Challenges of “Democratizing” This Work
Over the years I’ve heard many colleagues mention a desire to “democratize” this work, and offer it to families who are not part of the “1%”.
I get it, and of course when anyone mentions this idea, many heads begin to nod in agreement. But there are a few challenges to this.
The first challenge is that this typically involves a lot of work, that the family members need to buy into. That’s because they all need to actually commit to doing this work themselves.
You see, while you can (and should) hire people to come and help the family with the work, the family members need to play a very active role.
And of course, most families, even if they are willing to do the work, are not in a position to hire someone qualified and experienced to properly guide them.
“What About Your Family?”
I was recently on a call with a new colleague who had the idea of doing this work with more “regular” families, and I tried to explain these challenges.
He then asked me about me and my own family.
It was after sleeping on that question that I decided to revisit this question.
My family isn’t exceptional enough for this.

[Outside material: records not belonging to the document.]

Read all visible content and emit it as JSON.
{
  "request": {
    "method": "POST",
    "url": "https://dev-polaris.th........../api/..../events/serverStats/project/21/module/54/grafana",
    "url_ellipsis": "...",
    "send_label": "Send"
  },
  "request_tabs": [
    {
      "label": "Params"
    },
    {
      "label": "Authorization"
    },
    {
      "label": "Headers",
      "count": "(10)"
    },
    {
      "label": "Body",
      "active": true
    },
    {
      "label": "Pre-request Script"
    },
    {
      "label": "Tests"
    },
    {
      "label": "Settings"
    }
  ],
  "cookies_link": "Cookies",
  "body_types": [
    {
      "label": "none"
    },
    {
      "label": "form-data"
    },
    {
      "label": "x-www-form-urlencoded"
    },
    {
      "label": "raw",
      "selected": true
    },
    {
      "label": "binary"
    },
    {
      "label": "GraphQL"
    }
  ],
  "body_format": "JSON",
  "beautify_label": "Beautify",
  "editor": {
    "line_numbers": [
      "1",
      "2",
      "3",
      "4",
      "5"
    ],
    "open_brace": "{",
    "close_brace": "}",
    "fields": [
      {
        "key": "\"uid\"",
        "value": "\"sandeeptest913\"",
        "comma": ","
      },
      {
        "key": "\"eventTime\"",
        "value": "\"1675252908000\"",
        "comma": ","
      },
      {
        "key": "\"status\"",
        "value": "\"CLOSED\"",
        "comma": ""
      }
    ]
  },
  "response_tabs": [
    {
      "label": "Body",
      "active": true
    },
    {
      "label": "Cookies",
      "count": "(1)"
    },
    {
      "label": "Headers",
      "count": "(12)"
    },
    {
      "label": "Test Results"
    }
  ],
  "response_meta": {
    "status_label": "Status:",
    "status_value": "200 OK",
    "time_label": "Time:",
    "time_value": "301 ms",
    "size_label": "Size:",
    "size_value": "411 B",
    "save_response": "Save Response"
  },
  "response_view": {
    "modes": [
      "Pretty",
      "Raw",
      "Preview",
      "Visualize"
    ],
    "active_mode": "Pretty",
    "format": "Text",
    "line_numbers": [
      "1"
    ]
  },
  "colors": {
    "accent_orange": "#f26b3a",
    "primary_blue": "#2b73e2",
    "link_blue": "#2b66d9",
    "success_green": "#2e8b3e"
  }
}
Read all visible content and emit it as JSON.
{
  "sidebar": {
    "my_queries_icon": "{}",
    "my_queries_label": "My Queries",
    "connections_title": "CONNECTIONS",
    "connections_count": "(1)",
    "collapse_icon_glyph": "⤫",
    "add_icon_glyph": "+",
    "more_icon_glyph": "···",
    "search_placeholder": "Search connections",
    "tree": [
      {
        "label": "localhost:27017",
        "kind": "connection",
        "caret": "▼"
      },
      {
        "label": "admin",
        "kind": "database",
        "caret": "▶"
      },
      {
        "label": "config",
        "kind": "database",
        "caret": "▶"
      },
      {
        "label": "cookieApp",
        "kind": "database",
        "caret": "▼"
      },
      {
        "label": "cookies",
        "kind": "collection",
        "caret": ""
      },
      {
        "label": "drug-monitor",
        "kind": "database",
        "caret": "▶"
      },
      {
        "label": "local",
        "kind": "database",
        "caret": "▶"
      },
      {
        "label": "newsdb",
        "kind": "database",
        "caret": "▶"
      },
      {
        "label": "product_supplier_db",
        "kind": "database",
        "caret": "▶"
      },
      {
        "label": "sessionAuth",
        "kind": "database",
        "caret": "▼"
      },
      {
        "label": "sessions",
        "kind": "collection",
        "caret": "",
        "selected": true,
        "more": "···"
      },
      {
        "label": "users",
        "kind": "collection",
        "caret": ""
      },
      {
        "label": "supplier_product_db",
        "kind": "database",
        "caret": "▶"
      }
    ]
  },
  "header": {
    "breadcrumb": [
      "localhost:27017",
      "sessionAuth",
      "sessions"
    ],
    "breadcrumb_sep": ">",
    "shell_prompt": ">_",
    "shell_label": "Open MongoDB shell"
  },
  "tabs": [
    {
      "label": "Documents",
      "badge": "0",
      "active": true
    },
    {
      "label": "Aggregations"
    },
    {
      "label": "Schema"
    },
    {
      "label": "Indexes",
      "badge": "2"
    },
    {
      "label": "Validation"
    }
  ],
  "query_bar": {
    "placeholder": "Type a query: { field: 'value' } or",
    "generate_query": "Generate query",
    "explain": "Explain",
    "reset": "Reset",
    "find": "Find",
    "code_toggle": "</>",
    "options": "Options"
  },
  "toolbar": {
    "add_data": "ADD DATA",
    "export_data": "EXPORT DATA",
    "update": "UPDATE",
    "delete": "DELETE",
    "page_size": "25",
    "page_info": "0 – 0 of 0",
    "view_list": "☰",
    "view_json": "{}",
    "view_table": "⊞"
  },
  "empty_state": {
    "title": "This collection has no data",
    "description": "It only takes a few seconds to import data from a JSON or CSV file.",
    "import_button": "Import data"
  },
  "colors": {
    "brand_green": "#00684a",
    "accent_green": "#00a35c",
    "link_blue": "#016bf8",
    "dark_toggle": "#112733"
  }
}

My family of origin might have been, but after our liquidity event over 30 years ago, it eventually became clear that we weren’t going this route.
The family I married into also had some potential elements in place, but their liquidity event also made it clear that this wasn’t for them either.
In fact, very few of the families I’ve ever met are good candidates for full blown family governance and continuity planning.
And that’s not a bad thing.
Examples from the Other Extreme
While being labelled an exceptional family is usually a compliment, it’s obvioously not always the case.
I’ve had the misfortune of working with some families that were exceptionally dysfunctional too.
Some members of such families have also proven to be exceptionally narcissistic, exceptionally delusional, have exceptionally high self-regard, and I could go on.
There are of course many families who could use the kind of help I love to provide. Finding the exceptional ones who tick all the boxes is hard work.
Could yours be one?